SF&F Translation Awards Closing Down

It is with great sadness that we announce that the Association for the Recognition of Excellence in SF & F Translation (ARESFFT) is being officially dissolved.

There are many reasons for this, but mostly they are to do with the time and effort required to run the awards on an amateur basis. It has become increasingly difficult to find people willing to act as jurors. Several of the existing Directors have had major changes in their lives that have left them with far less free time than they had previously. And all attempts to find new Directors have failed to produce any volunteers.
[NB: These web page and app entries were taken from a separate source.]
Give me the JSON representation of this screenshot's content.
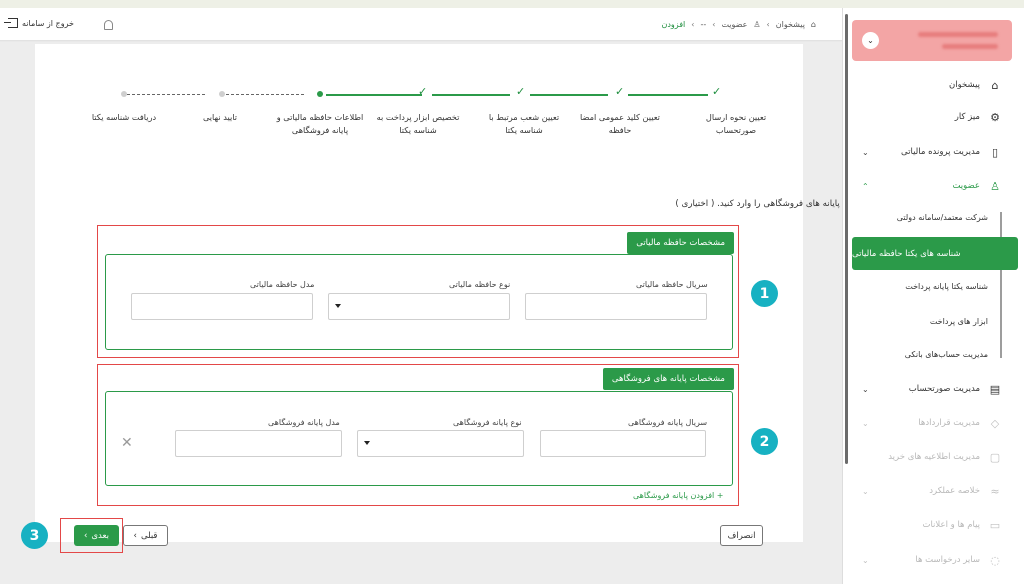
{
  "header": {
    "logout_label": "خروج از سامانه",
    "breadcrumb": [
      "پیشخوان",
      "عضویت",
      "--",
      "افزودن"
    ]
  },
  "stepper": {
    "steps": [
      {
        "label_line1": "تعیین نحوه ارسال",
        "label_line2": "صورتحساب",
        "status": "done"
      },
      {
        "label_line1": "تعیین کلید عمومی امضا",
        "label_line2": "حافظه",
        "status": "done"
      },
      {
        "label_line1": "تعیین شعب مرتبط با",
        "label_line2": "شناسه یکتا",
        "status": "done"
      },
      {
        "label_line1": "تخصیص ابزار پرداخت به",
        "label_line2": "شناسه یکتا",
        "status": "done"
      },
      {
        "label_line1": "اطلاعات حافظه مالیاتی و",
        "label_line2": "پایانه فروشگاهی",
        "status": "active"
      },
      {
        "label_line1": "تایید نهایی",
        "label_line2": "",
        "status": "pending"
      },
      {
        "label_line1": "دریافت شناسه یکتا",
        "label_line2": "",
        "status": "pending"
      }
    ]
  },
  "instruction": "لطفا اطلاعات حافظه مالیاتی و پایانه های فروشگاهی را وارد کنید. ( اختیاری )",
  "section1": {
    "title": "مشخصات حافظه مالیاتی",
    "serial_label": "سریال حافظه مالیاتی",
    "type_label": "نوع حافظه مالیاتی",
    "model_label": "مدل حافظه مالیاتی",
    "serial_value": "",
    "type_value": "",
    "model_value": ""
  },
  "section2": {
    "title": "مشخصات پایانه های فروشگاهی",
    "serial_label": "سریال پایانه فروشگاهی",
    "type_label": "نوع پایانه فروشگاهی",
    "model_label": "مدل پایانه فروشگاهی",
    "serial_value": "",
    "type_value": "",
    "model_value": "",
    "add_label": "افزودن پایانه فروشگاهی"
  },
  "buttons": {
    "next": "بعدی",
    "prev": "قبلی",
    "cancel": "انصراف"
  },
  "badges": [
    "1",
    "2",
    "3"
  ],
  "sidebar": {
    "menu": [
      {
        "label": "پیشخوان",
        "icon": "home-icon"
      },
      {
        "label": "میز کار",
        "icon": "workspace-icon"
      },
      {
        "label": "مدیریت پرونده مالیاتی",
        "icon": "file-icon"
      },
      {
        "label": "عضویت",
        "icon": "user-icon"
      },
      {
        "label": "مدیریت صورتحساب",
        "icon": "invoice-icon"
      },
      {
        "label": "مدیریت قراردادها",
        "icon": "contract-icon"
      },
      {
        "label": "مدیریت اطلاعیه های خرید",
        "icon": "clipboard-icon"
      },
      {
        "label": "خلاصه عملکرد",
        "icon": "chart-icon"
      },
      {
        "label": "پیام ها و اعلانات",
        "icon": "message-icon"
      },
      {
        "label": "سایر درخواست ها",
        "icon": "request-icon"
      }
    ],
    "submenu": [
      "شرکت معتمد/سامانه دولتی",
      "شناسه های یکتا حافظه مالیاتی",
      "شناسه یکتا پایانه پرداخت",
      "ابزار های پرداخت",
      "مدیریت حساب‌های بانکی"
    ]
  },
  "colors": {
    "accent": "#2b9a49",
    "highlight": "#e34848",
    "badge": "#17b1c2"
  }
}
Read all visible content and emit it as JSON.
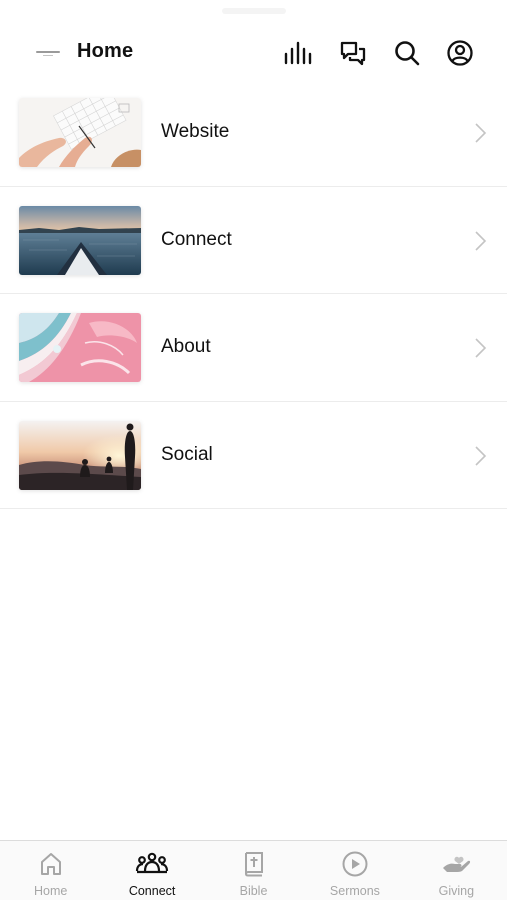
{
  "header": {
    "title": "Home",
    "icons": [
      "audio-bars-icon",
      "chat-bubbles-icon",
      "search-icon",
      "account-icon"
    ]
  },
  "list": {
    "items": [
      {
        "label": "Website",
        "thumbnail": "hands-typing-on-keyboard-photo"
      },
      {
        "label": "Connect",
        "thumbnail": "kayak-on-lake-sunset-photo"
      },
      {
        "label": "About",
        "thumbnail": "pink-marble-abstract-photo"
      },
      {
        "label": "Social",
        "thumbnail": "people-on-hill-at-sunset-photo"
      }
    ]
  },
  "tabbar": {
    "active": "Connect",
    "tabs": [
      {
        "label": "Home",
        "icon": "home-icon"
      },
      {
        "label": "Connect",
        "icon": "people-group-icon"
      },
      {
        "label": "Bible",
        "icon": "bible-icon"
      },
      {
        "label": "Sermons",
        "icon": "play-circle-icon"
      },
      {
        "label": "Giving",
        "icon": "giving-hand-icon"
      }
    ]
  },
  "colors": {
    "text": "#111111",
    "inactive_tab": "#a6a6a6",
    "divider": "#ececec",
    "chevron": "#c4c4c4"
  }
}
We still very much believe in the need to promote science fiction and fantasy in translation, and hope that in due course new people will come forward and a new award be created. The Directors will continue to do whatever they can as individuals to continue the work of the Association.

The bulk of the money held by the corporation has been returned to the most recent donors. A small amount has been held back to cover the administrative costs of winding up the Association.
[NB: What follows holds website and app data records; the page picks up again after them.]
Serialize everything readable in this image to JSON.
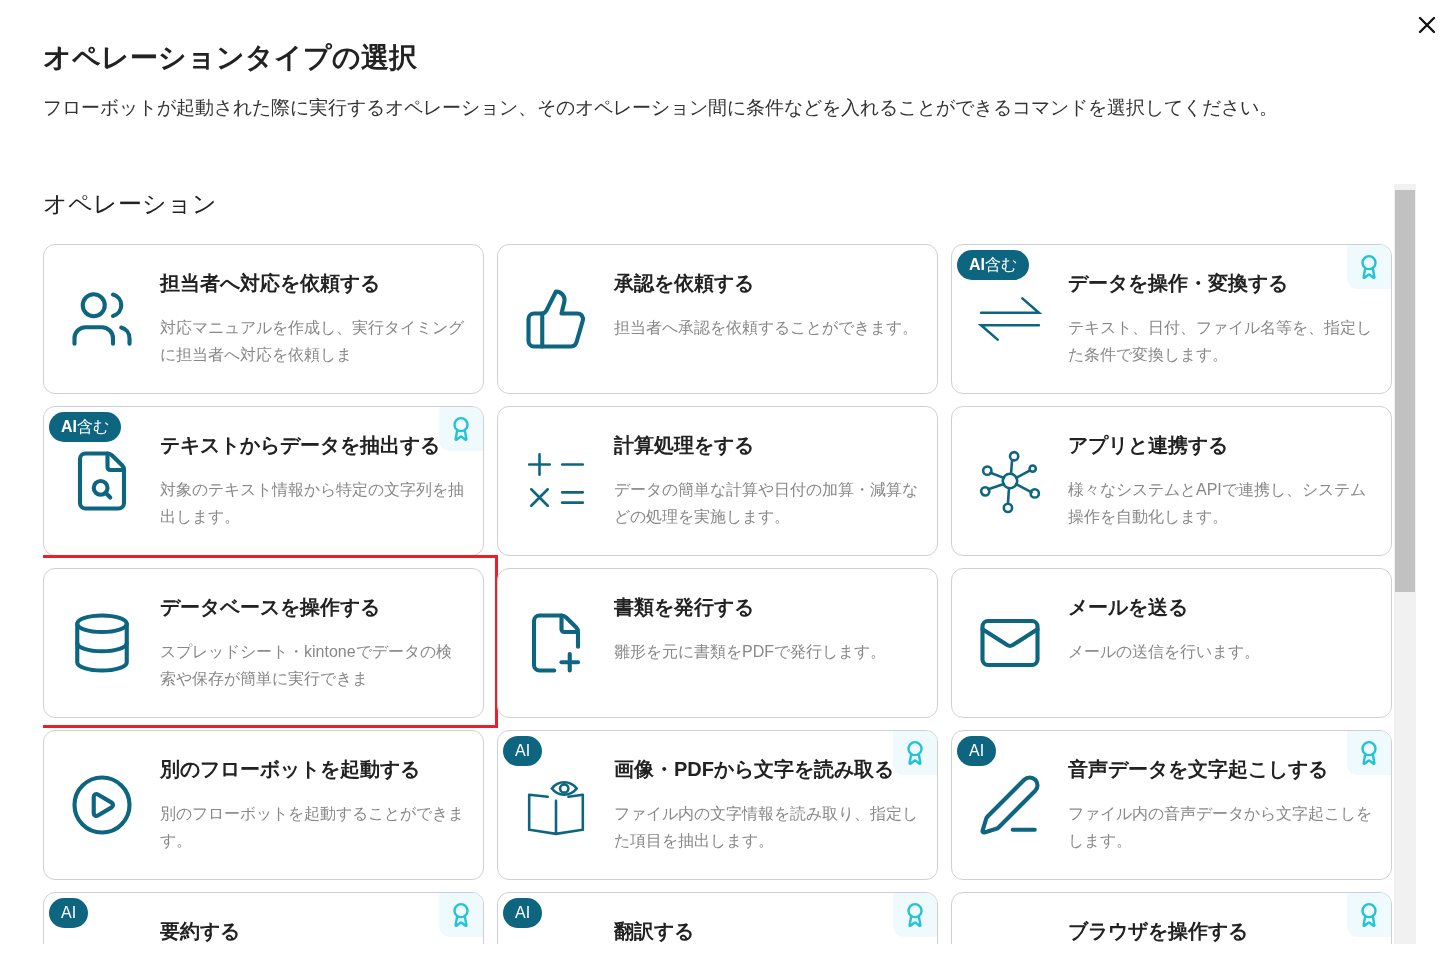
{
  "dialog": {
    "title": "オペレーションタイプの選択",
    "description": "フローボットが起動された際に実行するオペレーション、そのオペレーション間に条件などを入れることができるコマンドを選択してください。"
  },
  "section": {
    "title": "オペレーション"
  },
  "cards": [
    {
      "title": "担当者へ対応を依頼する",
      "description": "対応マニュアルを作成し、実行タイミングに担当者へ対応を依頼しま",
      "kind": "people",
      "premium": false,
      "selected": false
    },
    {
      "title": "承認を依頼する",
      "description": "担当者へ承認を依頼することができます。",
      "kind": "thumbs-up",
      "premium": false,
      "selected": false
    },
    {
      "title": "データを操作・変換する",
      "description": "テキスト、日付、ファイル名等を、指定した条件で変換します。",
      "kind": "exchange",
      "badge": "**AI**含む",
      "premium": true,
      "selected": false
    },
    {
      "title": "テキストからデータを抽出する",
      "description": "対象のテキスト情報から特定の文字列を抽出します。",
      "kind": "doc-search",
      "badge": "**AI**含む",
      "premium": true,
      "selected": false
    },
    {
      "title": "計算処理をする",
      "description": "データの簡単な計算や日付の加算・減算などの処理を実施します。",
      "kind": "calc",
      "premium": false,
      "selected": false
    },
    {
      "title": "アプリと連携する",
      "description": "様々なシステムとAPIで連携し、システム操作を自動化します。",
      "kind": "hub",
      "premium": false,
      "selected": false
    },
    {
      "title": "データベースを操作する",
      "description": "スプレッドシート・kintoneでデータの検索や保存が簡単に実行できま",
      "kind": "database",
      "premium": false,
      "selected": true
    },
    {
      "title": "書類を発行する",
      "description": "雛形を元に書類をPDFで発行します。",
      "kind": "doc-add",
      "premium": false,
      "selected": false
    },
    {
      "title": "メールを送る",
      "description": "メールの送信を行います。",
      "kind": "mail",
      "premium": false,
      "selected": false
    },
    {
      "title": "別のフローボットを起動する",
      "description": "別のフローボットを起動することができます。",
      "kind": "play",
      "premium": false,
      "selected": false
    },
    {
      "title": "画像・PDFから文字を読み取る",
      "description": "ファイル内の文字情報を読み取り、指定した項目を抽出します。",
      "kind": "book-eye",
      "badge": "AI",
      "premium": true,
      "selected": false
    },
    {
      "title": "音声データを文字起こしする",
      "description": "ファイル内の音声データから文字起こしをします。",
      "kind": "pen",
      "badge": "AI",
      "premium": true,
      "selected": false
    },
    {
      "title": "要約する",
      "badge": "AI",
      "premium": true,
      "selected": false
    },
    {
      "title": "翻訳する",
      "badge": "AI",
      "premium": true,
      "selected": false
    },
    {
      "title": "ブラウザを操作する",
      "premium": true,
      "selected": false
    }
  ]
}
Any questions regarding the winding up of the Association should be directed to our contact address.


  1. Mary Coogan says:

    This is a sad story. Would you not at least consider some public “rally” that might activate more readers/writers/jurors to eventually keep the awards alive? In the times of the Internet and crowdfunding and viral videos and social media and “shitstorms” I’d be highly surprised that exactly an award that deals with science fiction and for which Internet would have been sci-fi only a few decades ago (Arthur C. Clarke’s earlier novels did not foresee “everyone communicating with everyone” – and he had uncanny foresight) should die such a silent death?!

    • Kevin says:

      This seems rather unlikely to us. While there were many people who thought the awards a good thing, and we were able to raise funds to fund the award grants, there were few if any qualified people available to do the substantial amount of work it takes to actually administer the awards, nor were there enough qualified jurors available. This is not a case where simple enthusiasm is sufficient; you need skills, not just eagerness. After almost a year of fruitless searching, we decided that the responsible thing to do would be to dissolve the organization.